How to complete this task
Each record below is to be reproduced without any change.

[Data entries]
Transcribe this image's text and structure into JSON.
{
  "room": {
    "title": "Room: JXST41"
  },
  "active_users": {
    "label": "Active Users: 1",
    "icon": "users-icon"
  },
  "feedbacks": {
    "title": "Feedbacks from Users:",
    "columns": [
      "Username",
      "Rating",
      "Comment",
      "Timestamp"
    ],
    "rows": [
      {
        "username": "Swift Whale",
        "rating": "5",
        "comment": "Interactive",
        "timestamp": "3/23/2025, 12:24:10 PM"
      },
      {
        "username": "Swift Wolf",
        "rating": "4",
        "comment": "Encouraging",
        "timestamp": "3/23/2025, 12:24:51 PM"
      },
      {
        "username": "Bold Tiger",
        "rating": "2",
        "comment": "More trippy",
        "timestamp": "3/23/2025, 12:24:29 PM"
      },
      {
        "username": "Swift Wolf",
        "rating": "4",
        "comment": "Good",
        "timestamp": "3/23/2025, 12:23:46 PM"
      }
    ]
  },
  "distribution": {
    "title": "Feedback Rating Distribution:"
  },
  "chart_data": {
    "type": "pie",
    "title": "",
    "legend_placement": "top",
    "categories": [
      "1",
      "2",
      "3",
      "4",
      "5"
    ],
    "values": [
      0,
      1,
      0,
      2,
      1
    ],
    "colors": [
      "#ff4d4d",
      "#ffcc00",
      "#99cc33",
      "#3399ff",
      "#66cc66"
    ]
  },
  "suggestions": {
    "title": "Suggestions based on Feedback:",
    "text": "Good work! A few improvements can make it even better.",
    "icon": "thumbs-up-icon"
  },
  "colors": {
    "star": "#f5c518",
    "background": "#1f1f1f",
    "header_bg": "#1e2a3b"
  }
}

Task output
Transcribe this image's text and structure into JSON.
{
  "room": {
    "title": "Room: JXST41"
  },
  "active_users": {
    "label": "Active Users: 1",
    "icon": "users-icon"
  },
  "feedbacks": {
    "title": "Feedbacks from Users:",
    "columns": [
      "Username",
      "Rating",
      "Comment",
      "Timestamp"
    ],
    "rows": [
      {
        "username": "Swift Whale",
        "rating": "5",
        "comment": "Interactive",
        "timestamp": "3/23/2025, 12:24:10 PM"
      },
      {
        "username": "Swift Wolf",
        "rating": "4",
        "comment": "Encouraging",
        "timestamp": "3/23/2025, 12:24:51 PM"
      },
      {
        "username": "Bold Tiger",
        "rating": "2",
        "comment": "More trippy",
        "timestamp": "3/23/2025, 12:24:29 PM"
      },
      {
        "username": "Swift Wolf",
        "rating": "4",
        "comment": "Good",
        "timestamp": "3/23/2025, 12:23:46 PM"
      }
    ]
  },
  "distribution": {
    "title": "Feedback Rating Distribution:"
  },
  "chart_data": {
    "type": "pie",
    "title": "",
    "legend_placement": "top",
    "categories": [
      "1",
      "2",
      "3",
      "4",
      "5"
    ],
    "values": [
      0,
      1,
      0,
      2,
      1
    ],
    "colors": [
      "#ff4d4d",
      "#ffcc00",
      "#99cc33",
      "#3399ff",
      "#66cc66"
    ]
  },
  "suggestions": {
    "title": "Suggestions based on Feedback:",
    "text": "Good work! A few improvements can make it even better.",
    "icon": "thumbs-up-icon"
  },
  "colors": {
    "star": "#f5c518",
    "background": "#1f1f1f",
    "header_bg": "#1e2a3b"
  }
}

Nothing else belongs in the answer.